* Problem *
When you find the word "this" in a line of the entries, please copy the whole line.

[Entries taken from a collection]
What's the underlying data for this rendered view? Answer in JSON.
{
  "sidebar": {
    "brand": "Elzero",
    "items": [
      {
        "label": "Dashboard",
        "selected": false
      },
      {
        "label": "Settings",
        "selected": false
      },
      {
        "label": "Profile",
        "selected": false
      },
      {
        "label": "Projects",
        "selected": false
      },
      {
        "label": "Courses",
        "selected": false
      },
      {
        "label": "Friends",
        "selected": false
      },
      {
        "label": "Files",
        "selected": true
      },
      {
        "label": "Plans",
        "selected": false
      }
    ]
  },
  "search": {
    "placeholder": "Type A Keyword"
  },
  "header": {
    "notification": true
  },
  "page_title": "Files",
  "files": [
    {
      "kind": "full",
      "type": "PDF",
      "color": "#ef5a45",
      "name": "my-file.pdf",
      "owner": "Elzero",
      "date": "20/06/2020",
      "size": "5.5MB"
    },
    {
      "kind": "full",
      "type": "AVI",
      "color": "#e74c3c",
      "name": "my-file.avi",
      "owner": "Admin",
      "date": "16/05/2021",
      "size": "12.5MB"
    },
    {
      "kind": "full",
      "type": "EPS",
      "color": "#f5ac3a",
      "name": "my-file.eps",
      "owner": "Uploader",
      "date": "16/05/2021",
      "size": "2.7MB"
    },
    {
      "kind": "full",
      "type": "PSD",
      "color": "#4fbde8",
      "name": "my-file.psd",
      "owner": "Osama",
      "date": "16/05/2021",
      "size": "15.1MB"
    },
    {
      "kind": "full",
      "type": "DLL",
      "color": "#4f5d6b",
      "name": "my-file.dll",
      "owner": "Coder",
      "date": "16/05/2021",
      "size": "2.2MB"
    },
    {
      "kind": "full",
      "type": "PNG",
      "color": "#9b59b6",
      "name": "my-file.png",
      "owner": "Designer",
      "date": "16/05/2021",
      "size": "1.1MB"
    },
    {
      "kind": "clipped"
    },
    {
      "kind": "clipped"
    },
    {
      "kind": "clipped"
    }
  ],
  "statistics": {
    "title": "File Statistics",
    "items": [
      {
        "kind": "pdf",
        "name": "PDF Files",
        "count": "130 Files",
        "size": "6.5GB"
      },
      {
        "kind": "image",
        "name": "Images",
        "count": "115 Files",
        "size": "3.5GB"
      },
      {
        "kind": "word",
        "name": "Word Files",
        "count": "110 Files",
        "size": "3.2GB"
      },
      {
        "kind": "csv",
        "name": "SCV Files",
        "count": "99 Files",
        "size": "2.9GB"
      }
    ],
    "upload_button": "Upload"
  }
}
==
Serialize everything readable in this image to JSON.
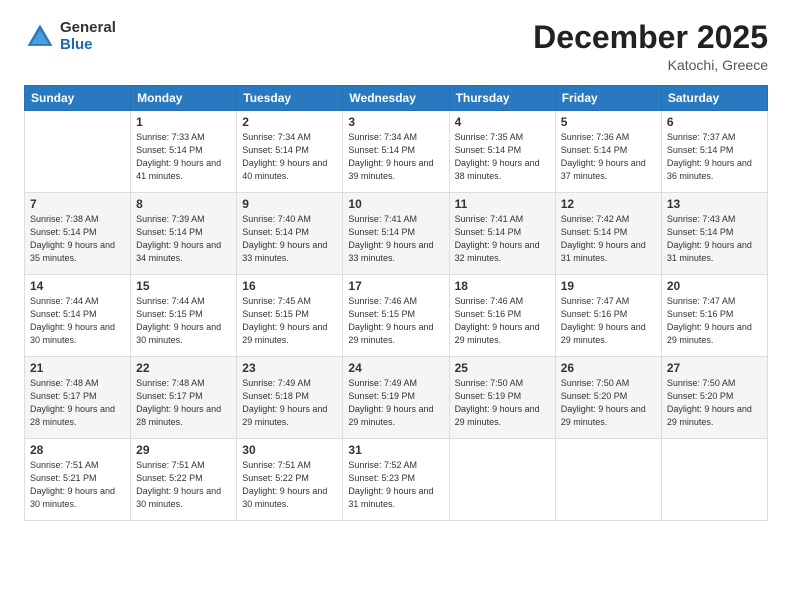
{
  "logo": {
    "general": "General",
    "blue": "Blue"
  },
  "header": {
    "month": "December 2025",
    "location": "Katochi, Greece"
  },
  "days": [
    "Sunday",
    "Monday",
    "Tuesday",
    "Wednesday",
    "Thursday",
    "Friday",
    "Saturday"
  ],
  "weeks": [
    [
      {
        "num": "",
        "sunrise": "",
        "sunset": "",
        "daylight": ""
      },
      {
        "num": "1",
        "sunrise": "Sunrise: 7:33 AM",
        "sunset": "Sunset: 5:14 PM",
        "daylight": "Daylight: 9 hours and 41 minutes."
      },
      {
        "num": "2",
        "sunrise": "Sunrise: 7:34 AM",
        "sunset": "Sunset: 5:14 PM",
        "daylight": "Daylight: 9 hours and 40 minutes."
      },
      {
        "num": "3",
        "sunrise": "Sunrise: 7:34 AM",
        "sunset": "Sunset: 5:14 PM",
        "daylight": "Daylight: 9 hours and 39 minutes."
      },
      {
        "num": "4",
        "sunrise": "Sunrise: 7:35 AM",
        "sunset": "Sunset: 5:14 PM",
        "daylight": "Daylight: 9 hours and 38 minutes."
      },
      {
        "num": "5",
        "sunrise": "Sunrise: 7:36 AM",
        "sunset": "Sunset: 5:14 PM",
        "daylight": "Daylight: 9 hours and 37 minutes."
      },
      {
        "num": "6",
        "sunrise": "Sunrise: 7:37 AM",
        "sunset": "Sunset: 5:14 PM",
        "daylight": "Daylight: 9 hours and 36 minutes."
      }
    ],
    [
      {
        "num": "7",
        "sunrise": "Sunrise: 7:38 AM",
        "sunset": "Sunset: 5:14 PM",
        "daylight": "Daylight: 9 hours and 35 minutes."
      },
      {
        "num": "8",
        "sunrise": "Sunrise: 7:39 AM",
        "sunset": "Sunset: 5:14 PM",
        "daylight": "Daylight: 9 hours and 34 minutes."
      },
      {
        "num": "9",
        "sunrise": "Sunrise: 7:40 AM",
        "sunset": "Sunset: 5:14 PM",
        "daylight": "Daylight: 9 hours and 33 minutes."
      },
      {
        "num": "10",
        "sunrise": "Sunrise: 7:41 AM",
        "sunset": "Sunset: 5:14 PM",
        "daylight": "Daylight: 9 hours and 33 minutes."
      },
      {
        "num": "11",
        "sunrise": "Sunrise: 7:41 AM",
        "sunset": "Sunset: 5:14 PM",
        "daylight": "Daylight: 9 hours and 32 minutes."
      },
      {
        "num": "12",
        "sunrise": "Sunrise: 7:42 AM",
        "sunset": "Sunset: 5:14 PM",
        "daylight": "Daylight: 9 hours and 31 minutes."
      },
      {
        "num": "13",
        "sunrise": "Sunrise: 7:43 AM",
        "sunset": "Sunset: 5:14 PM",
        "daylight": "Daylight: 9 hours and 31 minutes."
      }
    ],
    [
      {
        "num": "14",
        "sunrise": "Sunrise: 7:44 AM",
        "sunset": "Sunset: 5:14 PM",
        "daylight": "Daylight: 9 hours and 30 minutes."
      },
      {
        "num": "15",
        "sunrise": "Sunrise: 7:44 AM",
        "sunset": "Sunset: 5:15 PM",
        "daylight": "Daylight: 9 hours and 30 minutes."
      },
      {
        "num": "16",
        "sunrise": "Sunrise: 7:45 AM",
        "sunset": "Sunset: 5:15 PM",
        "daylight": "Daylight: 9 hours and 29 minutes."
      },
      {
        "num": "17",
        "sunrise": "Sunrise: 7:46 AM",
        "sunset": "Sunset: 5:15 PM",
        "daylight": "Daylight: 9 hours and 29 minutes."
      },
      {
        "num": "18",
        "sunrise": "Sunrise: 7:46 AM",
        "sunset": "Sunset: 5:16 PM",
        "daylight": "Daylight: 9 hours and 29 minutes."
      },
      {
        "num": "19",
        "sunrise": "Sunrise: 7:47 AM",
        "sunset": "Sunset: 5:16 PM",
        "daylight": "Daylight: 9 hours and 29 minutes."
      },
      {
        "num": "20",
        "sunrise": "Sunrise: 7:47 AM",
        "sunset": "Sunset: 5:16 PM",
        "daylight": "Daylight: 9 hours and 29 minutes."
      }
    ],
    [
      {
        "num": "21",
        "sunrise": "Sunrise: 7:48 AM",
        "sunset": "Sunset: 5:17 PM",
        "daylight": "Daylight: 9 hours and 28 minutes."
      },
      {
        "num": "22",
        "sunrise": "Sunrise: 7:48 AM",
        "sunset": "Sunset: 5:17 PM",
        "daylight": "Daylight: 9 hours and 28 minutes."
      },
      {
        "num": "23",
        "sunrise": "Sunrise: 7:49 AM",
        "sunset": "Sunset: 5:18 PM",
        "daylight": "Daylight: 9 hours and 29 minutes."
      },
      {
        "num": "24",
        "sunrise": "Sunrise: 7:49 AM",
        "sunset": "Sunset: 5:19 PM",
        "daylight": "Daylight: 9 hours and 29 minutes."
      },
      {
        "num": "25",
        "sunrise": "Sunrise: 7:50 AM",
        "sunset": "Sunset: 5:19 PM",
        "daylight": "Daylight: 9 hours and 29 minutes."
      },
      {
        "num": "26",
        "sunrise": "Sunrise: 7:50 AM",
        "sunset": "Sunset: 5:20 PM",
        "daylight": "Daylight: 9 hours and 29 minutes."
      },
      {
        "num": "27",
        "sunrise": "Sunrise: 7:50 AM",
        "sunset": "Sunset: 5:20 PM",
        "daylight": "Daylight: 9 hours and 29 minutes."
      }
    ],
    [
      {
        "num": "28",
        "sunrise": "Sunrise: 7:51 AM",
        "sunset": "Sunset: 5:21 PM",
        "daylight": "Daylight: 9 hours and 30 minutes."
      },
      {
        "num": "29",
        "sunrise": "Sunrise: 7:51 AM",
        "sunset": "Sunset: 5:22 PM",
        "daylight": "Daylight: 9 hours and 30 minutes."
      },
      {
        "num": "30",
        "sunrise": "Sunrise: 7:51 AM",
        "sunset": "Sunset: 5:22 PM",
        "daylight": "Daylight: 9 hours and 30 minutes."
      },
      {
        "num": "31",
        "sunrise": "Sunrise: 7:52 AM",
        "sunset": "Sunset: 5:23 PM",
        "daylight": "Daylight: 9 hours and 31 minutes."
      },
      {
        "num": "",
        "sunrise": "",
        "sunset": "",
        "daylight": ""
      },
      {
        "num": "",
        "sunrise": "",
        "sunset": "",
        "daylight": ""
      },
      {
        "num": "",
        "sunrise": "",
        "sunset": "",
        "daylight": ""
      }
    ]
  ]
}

* Task response *
What's the underlying data for this rendered view? Answer in JSON.
Serialize everything readable in this image to JSON.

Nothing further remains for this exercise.